Ms. C., a master's level registered nurse and forensic unit nursing manager states: I utilize his expertise on many different levels. In an administrative way, I discuss issues with him. I've called upon him as a member of the clinical team when I have concerns about some of our patients whom may need real unabashed honesty from Randy. About why they're here, how he was once a patient himself, how he was able to move on with life to the level of success he has now in his own life. Just recently I asked him to stop by and to discuss with me and some of my nursing team his perception of his treatment of so many years ago. It was an invaluable experience for my nurses. His honesty, his candor and his humility. About one particular situation in particular as a grown man, an inpatient, he told of having to stop and ask for a roll of toilet paper from a staff member who was simply to busy using the telephone, and for apparent personal usage. Who was simply too busy on the phone to even meet and speak with Randy, to take just a few minutes to pause from the phone call, to get him some needed toilet paper. After Randy left from that conversation with us, the discussion generated from those in attendance, regarding some of the things shared with us during that half an hour session was more valuable than four hours in an academic classroom. I think that our staff, while they all understand that our patients are very human people and have very human problems and needs, and often very special needs at that, sometimes the pressure and demands on our time during the course of a day are great. And the expectations of our superiors, our peers, and the system, unfortunately override the true and real needs of the patients. Sometimes we forget that the patients are real people, just like the rest of us. We ideally like to think that our staff are able to leave their family and personal issues at the door when reporting for work, when they enter the unit, but we know from often painful experience that just doesn't always happen. In utilizing Randy's insights, experiences and ability and willingness to address delicate issues associated with staff, and patient interactions, sensitivity to such issues is enhanced. It helps in the development, the training of my staff. His directness, his honesty, his courage are appreciated by many staff and many patients. He shares of himself with all of us at whatever level we approach him. Often I've watched the consumer specialist Randy Starr work with our patients and staff on the units. It's hard to measure in words the value he brings to those individuals. He gives a sense of hope to both the patients and to the staff.  He was there, where they're at now but he's moved on. That is so important, giving a sense of hope to these people. It's a big learning experience to me personally, to meet somebody who has been on the other side of the therapeutic fence. As a caregiver and as a registered nurse, I've always thought that we, as staff, should be advocates for our patients. Sometimes we forget that and someone in Randy's role, like Randy, brings us back to that.

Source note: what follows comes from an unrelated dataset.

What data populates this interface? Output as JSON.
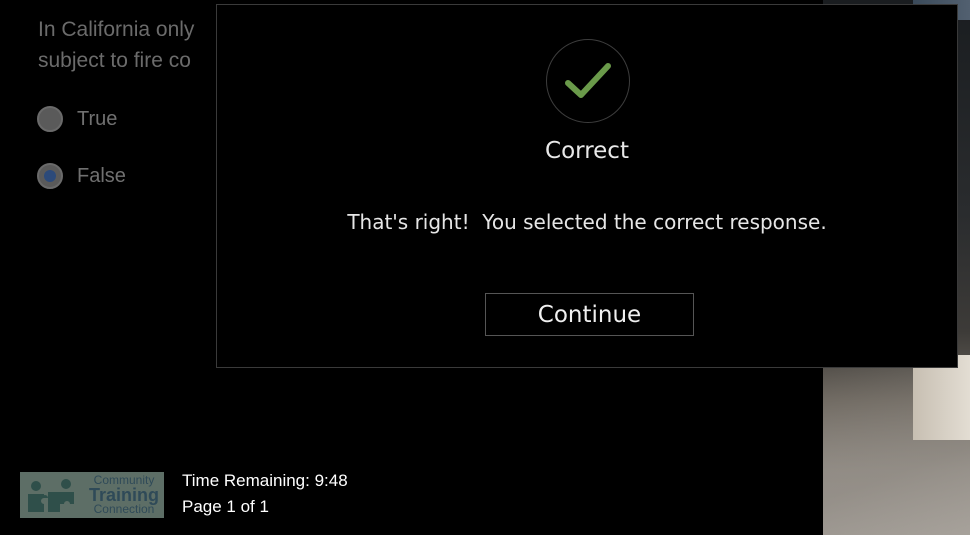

A closing statement from Randy:  I'd like to make a pitch for the forensic patients. A lot of us are people who have done bad things but we're not bad people. Remember that if you can, and as far as the demands of being a staff member working with this population. Regarding hope, if you had hope when you came into this field forensic mental health, keep it. If you've already lost it, try to get it back. And if you can't say yes to either option maybe you simply need a break from time to time. If nothing else, take a periodic vacation. Always make sure to take care of yourself along the way because if you don't take proper care of yourself, you won't be able to take care of the rest of us in need either.


Randy Starr